Watching our Fearless Leader on Sunday, I was fairly certain that the audience reaction would split fairly evenly along the national polarization boundary. The half that still approved of his performance would not be particularly dismayed at his inarticulate, meandering responses; the half that don't would be further convinced of his mediocrity. I was surprised to hear that such a luminary as Peggy Noonan was breaking ranks and pointing out the dearth of the emporer's Sunday apparel.
The president seemed tired, unsure and often bumbling. His answers were repetitive, and when he tried to clarify them he tended to make them worse. He did not seem prepared. He seemed in some way disconnected from the event. When he was thrown the semisoftball question on his National Guard experience--he's been thrown this question for 10 years now--he spoke in a way that seemed detached. "It's politics." Well yes, we know that. Tell us more.
That particular paragraph has already traveled far and wide. What has been largely ignored is the dozen paragraphs of "but, so what" that followed, e.g.:
Mr. Bush is as bright as John Kerry, just as Mr. Reagan was as bright as Walter Mondale, who was very good at talking points. They all are and were intelligent. Yet neither Mr. Bush's interviews and press conferences nor Mr. Reagan's suggested anything about what they were like in the office during a crisis: engaged, and tough. It's something else.
Bottom line, nobody seems to have changed their mind last Sunday.

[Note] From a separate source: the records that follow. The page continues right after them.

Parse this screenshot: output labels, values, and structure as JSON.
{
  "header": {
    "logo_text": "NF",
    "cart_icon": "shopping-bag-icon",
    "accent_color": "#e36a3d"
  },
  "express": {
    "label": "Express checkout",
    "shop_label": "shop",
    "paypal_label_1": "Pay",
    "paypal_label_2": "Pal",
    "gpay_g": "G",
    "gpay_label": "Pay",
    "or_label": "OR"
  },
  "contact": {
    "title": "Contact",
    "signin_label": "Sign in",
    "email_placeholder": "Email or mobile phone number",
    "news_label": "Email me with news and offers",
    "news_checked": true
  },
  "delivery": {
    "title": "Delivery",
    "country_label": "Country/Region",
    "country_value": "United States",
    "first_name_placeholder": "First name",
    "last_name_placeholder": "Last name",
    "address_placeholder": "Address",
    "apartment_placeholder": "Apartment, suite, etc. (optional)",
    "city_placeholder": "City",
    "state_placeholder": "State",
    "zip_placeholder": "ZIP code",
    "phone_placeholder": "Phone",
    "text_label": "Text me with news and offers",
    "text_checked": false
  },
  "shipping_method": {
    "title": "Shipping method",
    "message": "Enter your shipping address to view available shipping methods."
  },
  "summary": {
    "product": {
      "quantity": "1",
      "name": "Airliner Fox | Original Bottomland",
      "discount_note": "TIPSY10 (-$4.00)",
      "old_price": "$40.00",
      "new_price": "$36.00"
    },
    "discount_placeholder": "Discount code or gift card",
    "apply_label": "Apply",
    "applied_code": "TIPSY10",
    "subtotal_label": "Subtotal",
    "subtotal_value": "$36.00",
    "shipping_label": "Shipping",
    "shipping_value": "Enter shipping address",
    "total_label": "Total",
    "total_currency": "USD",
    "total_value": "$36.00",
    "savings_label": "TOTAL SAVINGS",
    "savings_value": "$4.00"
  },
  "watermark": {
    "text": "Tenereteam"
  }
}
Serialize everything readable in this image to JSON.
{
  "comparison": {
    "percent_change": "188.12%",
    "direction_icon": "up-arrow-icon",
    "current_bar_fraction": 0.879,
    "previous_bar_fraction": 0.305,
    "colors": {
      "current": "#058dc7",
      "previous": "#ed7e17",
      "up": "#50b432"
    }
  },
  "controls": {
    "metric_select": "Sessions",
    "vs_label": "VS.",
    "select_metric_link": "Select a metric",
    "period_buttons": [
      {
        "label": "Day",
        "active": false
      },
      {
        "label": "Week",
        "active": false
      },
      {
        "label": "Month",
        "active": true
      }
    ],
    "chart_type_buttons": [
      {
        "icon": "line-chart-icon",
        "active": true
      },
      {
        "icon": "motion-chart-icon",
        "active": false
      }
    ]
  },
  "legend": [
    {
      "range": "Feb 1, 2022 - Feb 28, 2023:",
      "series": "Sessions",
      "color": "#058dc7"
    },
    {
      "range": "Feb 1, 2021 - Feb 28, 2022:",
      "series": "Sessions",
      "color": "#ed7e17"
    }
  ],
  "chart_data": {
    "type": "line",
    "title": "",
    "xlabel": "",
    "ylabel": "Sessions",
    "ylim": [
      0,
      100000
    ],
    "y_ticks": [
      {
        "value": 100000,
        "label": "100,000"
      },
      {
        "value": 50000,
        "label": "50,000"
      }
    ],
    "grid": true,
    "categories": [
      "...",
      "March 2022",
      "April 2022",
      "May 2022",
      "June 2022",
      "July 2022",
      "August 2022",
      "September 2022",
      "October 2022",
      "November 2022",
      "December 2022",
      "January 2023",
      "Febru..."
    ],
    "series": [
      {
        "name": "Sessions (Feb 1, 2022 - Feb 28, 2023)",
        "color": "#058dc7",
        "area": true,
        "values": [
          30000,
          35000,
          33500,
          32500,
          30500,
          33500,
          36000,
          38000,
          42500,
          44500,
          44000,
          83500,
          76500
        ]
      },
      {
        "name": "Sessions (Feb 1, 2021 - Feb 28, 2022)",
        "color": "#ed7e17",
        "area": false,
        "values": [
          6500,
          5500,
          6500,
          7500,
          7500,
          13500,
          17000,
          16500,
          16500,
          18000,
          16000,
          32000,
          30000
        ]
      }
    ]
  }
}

Nor does anyone seem to understand what the explosion in the debt from the aggregated Dubya Deficits on top of Social Security trust fund IOUs coming due is going to do the budget. As debt servicing starts climbing towards a trillion a year, it won't be pretty here. It may get pretty ugly everywhere else.